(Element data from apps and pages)
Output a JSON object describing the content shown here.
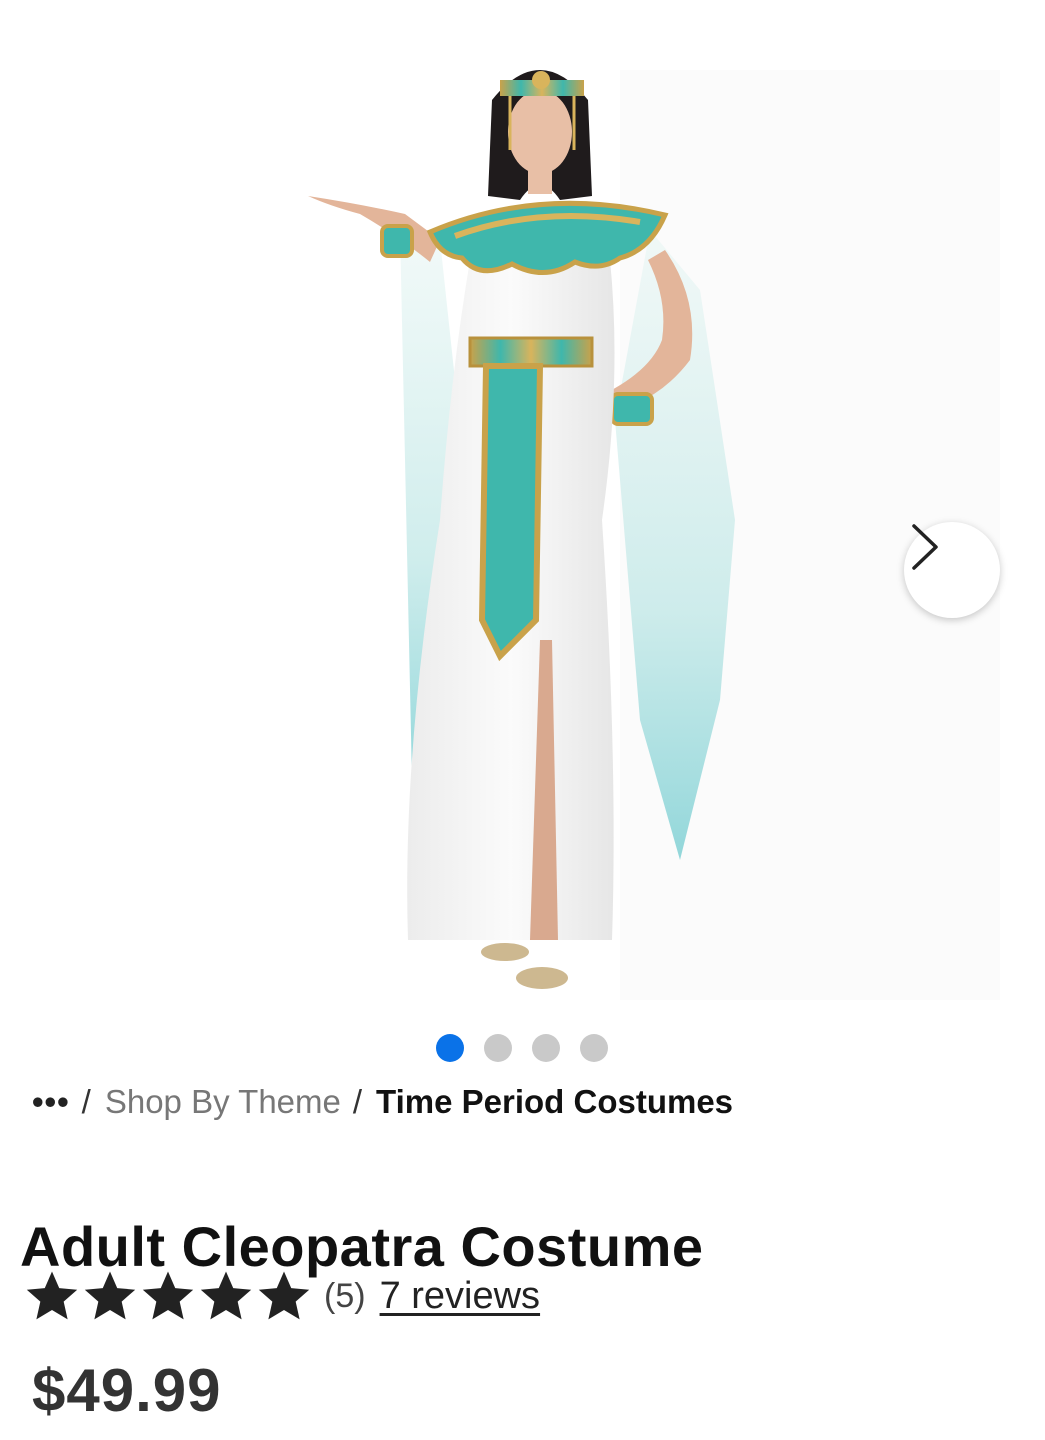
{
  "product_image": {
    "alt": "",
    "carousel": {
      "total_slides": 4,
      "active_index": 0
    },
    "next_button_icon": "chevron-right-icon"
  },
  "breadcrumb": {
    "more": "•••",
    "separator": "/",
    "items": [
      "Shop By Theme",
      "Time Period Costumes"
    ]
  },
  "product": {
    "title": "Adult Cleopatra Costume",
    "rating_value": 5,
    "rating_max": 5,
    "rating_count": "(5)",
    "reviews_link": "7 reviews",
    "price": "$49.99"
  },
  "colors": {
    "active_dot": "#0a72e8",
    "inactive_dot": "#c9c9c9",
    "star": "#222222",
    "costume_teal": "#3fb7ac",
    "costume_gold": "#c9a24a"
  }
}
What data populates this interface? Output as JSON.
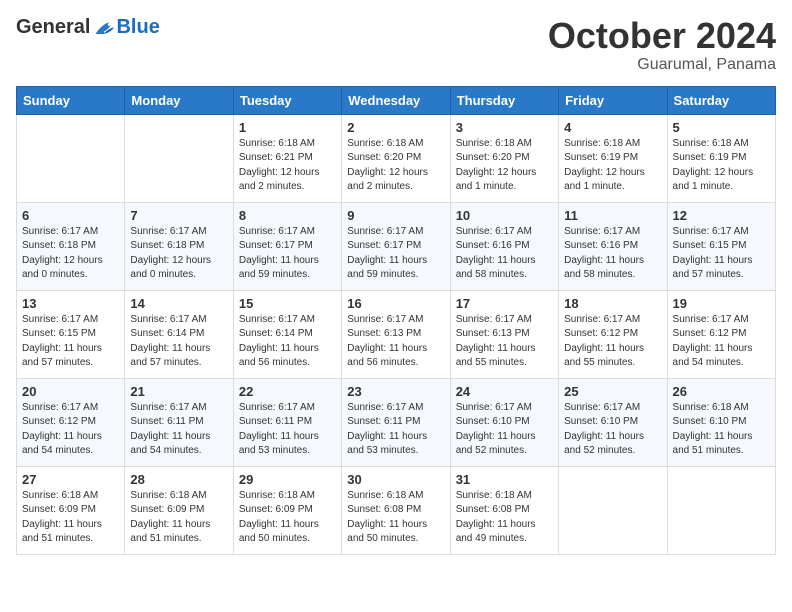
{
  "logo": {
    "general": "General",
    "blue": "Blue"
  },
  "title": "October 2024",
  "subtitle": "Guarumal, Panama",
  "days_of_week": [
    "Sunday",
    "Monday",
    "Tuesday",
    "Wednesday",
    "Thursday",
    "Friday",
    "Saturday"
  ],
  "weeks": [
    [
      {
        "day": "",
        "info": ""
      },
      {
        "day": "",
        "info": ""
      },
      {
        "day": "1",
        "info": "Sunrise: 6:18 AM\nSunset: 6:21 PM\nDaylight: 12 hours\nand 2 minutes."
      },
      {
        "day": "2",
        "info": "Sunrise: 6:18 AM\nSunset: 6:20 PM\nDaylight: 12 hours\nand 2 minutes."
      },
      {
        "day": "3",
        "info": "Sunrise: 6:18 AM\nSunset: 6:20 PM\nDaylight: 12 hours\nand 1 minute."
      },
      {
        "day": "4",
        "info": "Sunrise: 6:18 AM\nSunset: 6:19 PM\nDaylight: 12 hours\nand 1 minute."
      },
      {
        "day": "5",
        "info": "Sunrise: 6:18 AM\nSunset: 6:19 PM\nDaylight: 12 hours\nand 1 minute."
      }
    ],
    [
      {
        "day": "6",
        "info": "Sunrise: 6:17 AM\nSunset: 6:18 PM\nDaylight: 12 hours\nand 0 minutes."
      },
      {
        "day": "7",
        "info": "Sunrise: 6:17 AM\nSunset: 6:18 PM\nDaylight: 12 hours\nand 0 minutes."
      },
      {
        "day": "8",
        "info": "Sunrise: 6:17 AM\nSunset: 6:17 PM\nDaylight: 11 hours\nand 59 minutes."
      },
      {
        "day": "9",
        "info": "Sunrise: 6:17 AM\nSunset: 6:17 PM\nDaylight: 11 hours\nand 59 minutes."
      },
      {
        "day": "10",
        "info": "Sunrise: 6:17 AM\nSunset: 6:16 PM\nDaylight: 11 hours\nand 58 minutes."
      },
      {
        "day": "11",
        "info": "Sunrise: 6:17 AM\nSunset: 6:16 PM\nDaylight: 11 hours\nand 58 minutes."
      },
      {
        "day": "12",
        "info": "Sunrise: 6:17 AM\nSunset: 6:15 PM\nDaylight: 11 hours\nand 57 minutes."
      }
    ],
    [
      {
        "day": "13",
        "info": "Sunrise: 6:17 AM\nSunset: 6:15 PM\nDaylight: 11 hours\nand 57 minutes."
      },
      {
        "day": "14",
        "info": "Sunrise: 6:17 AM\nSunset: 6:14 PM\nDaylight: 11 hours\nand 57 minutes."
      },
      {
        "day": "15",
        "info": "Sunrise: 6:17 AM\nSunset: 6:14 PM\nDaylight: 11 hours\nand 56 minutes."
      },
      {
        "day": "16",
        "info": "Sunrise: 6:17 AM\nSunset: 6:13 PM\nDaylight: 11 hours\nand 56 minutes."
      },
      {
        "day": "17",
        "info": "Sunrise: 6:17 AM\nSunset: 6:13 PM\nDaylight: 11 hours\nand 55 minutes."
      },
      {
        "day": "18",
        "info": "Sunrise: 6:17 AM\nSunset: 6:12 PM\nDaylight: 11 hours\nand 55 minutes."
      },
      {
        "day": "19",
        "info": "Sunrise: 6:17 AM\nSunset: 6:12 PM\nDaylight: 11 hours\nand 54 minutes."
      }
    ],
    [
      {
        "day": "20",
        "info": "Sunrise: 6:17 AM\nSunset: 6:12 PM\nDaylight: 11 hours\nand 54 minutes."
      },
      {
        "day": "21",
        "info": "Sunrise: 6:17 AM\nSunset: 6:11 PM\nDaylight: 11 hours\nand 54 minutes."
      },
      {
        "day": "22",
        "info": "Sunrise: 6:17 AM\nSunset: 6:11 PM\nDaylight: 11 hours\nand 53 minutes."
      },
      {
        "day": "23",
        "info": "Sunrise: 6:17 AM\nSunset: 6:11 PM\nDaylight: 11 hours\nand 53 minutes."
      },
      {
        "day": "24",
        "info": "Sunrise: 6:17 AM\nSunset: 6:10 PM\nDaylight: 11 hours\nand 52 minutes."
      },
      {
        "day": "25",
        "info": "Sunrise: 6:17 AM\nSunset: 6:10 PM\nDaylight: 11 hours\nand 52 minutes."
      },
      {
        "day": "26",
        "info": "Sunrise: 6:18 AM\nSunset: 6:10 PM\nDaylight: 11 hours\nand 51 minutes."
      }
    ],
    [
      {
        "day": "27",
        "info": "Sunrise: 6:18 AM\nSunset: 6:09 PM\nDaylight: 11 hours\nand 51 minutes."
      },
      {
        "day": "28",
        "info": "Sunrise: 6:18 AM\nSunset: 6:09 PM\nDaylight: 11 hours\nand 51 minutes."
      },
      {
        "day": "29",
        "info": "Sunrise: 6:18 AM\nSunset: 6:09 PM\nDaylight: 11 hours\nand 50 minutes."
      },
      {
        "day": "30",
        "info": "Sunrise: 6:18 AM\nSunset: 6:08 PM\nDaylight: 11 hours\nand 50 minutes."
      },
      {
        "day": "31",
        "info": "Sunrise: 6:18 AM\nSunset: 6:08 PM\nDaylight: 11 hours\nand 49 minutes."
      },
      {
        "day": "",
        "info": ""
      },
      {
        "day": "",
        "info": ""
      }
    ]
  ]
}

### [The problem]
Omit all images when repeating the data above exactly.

### [Response area]
Output a JSON object describing the content shown here.
{
  "product_image": {
    "alt": "",
    "carousel": {
      "total_slides": 4,
      "active_index": 0
    },
    "next_button_icon": "chevron-right-icon"
  },
  "breadcrumb": {
    "more": "•••",
    "separator": "/",
    "items": [
      "Shop By Theme",
      "Time Period Costumes"
    ]
  },
  "product": {
    "title": "Adult Cleopatra Costume",
    "rating_value": 5,
    "rating_max": 5,
    "rating_count": "(5)",
    "reviews_link": "7 reviews",
    "price": "$49.99"
  },
  "colors": {
    "active_dot": "#0a72e8",
    "inactive_dot": "#c9c9c9",
    "star": "#222222",
    "costume_teal": "#3fb7ac",
    "costume_gold": "#c9a24a"
  }
}
What data populates this interface? Output as JSON.
{
  "logo": {
    "general": "General",
    "blue": "Blue"
  },
  "title": "October 2024",
  "subtitle": "Guarumal, Panama",
  "days_of_week": [
    "Sunday",
    "Monday",
    "Tuesday",
    "Wednesday",
    "Thursday",
    "Friday",
    "Saturday"
  ],
  "weeks": [
    [
      {
        "day": "",
        "info": ""
      },
      {
        "day": "",
        "info": ""
      },
      {
        "day": "1",
        "info": "Sunrise: 6:18 AM\nSunset: 6:21 PM\nDaylight: 12 hours\nand 2 minutes."
      },
      {
        "day": "2",
        "info": "Sunrise: 6:18 AM\nSunset: 6:20 PM\nDaylight: 12 hours\nand 2 minutes."
      },
      {
        "day": "3",
        "info": "Sunrise: 6:18 AM\nSunset: 6:20 PM\nDaylight: 12 hours\nand 1 minute."
      },
      {
        "day": "4",
        "info": "Sunrise: 6:18 AM\nSunset: 6:19 PM\nDaylight: 12 hours\nand 1 minute."
      },
      {
        "day": "5",
        "info": "Sunrise: 6:18 AM\nSunset: 6:19 PM\nDaylight: 12 hours\nand 1 minute."
      }
    ],
    [
      {
        "day": "6",
        "info": "Sunrise: 6:17 AM\nSunset: 6:18 PM\nDaylight: 12 hours\nand 0 minutes."
      },
      {
        "day": "7",
        "info": "Sunrise: 6:17 AM\nSunset: 6:18 PM\nDaylight: 12 hours\nand 0 minutes."
      },
      {
        "day": "8",
        "info": "Sunrise: 6:17 AM\nSunset: 6:17 PM\nDaylight: 11 hours\nand 59 minutes."
      },
      {
        "day": "9",
        "info": "Sunrise: 6:17 AM\nSunset: 6:17 PM\nDaylight: 11 hours\nand 59 minutes."
      },
      {
        "day": "10",
        "info": "Sunrise: 6:17 AM\nSunset: 6:16 PM\nDaylight: 11 hours\nand 58 minutes."
      },
      {
        "day": "11",
        "info": "Sunrise: 6:17 AM\nSunset: 6:16 PM\nDaylight: 11 hours\nand 58 minutes."
      },
      {
        "day": "12",
        "info": "Sunrise: 6:17 AM\nSunset: 6:15 PM\nDaylight: 11 hours\nand 57 minutes."
      }
    ],
    [
      {
        "day": "13",
        "info": "Sunrise: 6:17 AM\nSunset: 6:15 PM\nDaylight: 11 hours\nand 57 minutes."
      },
      {
        "day": "14",
        "info": "Sunrise: 6:17 AM\nSunset: 6:14 PM\nDaylight: 11 hours\nand 57 minutes."
      },
      {
        "day": "15",
        "info": "Sunrise: 6:17 AM\nSunset: 6:14 PM\nDaylight: 11 hours\nand 56 minutes."
      },
      {
        "day": "16",
        "info": "Sunrise: 6:17 AM\nSunset: 6:13 PM\nDaylight: 11 hours\nand 56 minutes."
      },
      {
        "day": "17",
        "info": "Sunrise: 6:17 AM\nSunset: 6:13 PM\nDaylight: 11 hours\nand 55 minutes."
      },
      {
        "day": "18",
        "info": "Sunrise: 6:17 AM\nSunset: 6:12 PM\nDaylight: 11 hours\nand 55 minutes."
      },
      {
        "day": "19",
        "info": "Sunrise: 6:17 AM\nSunset: 6:12 PM\nDaylight: 11 hours\nand 54 minutes."
      }
    ],
    [
      {
        "day": "20",
        "info": "Sunrise: 6:17 AM\nSunset: 6:12 PM\nDaylight: 11 hours\nand 54 minutes."
      },
      {
        "day": "21",
        "info": "Sunrise: 6:17 AM\nSunset: 6:11 PM\nDaylight: 11 hours\nand 54 minutes."
      },
      {
        "day": "22",
        "info": "Sunrise: 6:17 AM\nSunset: 6:11 PM\nDaylight: 11 hours\nand 53 minutes."
      },
      {
        "day": "23",
        "info": "Sunrise: 6:17 AM\nSunset: 6:11 PM\nDaylight: 11 hours\nand 53 minutes."
      },
      {
        "day": "24",
        "info": "Sunrise: 6:17 AM\nSunset: 6:10 PM\nDaylight: 11 hours\nand 52 minutes."
      },
      {
        "day": "25",
        "info": "Sunrise: 6:17 AM\nSunset: 6:10 PM\nDaylight: 11 hours\nand 52 minutes."
      },
      {
        "day": "26",
        "info": "Sunrise: 6:18 AM\nSunset: 6:10 PM\nDaylight: 11 hours\nand 51 minutes."
      }
    ],
    [
      {
        "day": "27",
        "info": "Sunrise: 6:18 AM\nSunset: 6:09 PM\nDaylight: 11 hours\nand 51 minutes."
      },
      {
        "day": "28",
        "info": "Sunrise: 6:18 AM\nSunset: 6:09 PM\nDaylight: 11 hours\nand 51 minutes."
      },
      {
        "day": "29",
        "info": "Sunrise: 6:18 AM\nSunset: 6:09 PM\nDaylight: 11 hours\nand 50 minutes."
      },
      {
        "day": "30",
        "info": "Sunrise: 6:18 AM\nSunset: 6:08 PM\nDaylight: 11 hours\nand 50 minutes."
      },
      {
        "day": "31",
        "info": "Sunrise: 6:18 AM\nSunset: 6:08 PM\nDaylight: 11 hours\nand 49 minutes."
      },
      {
        "day": "",
        "info": ""
      },
      {
        "day": "",
        "info": ""
      }
    ]
  ]
}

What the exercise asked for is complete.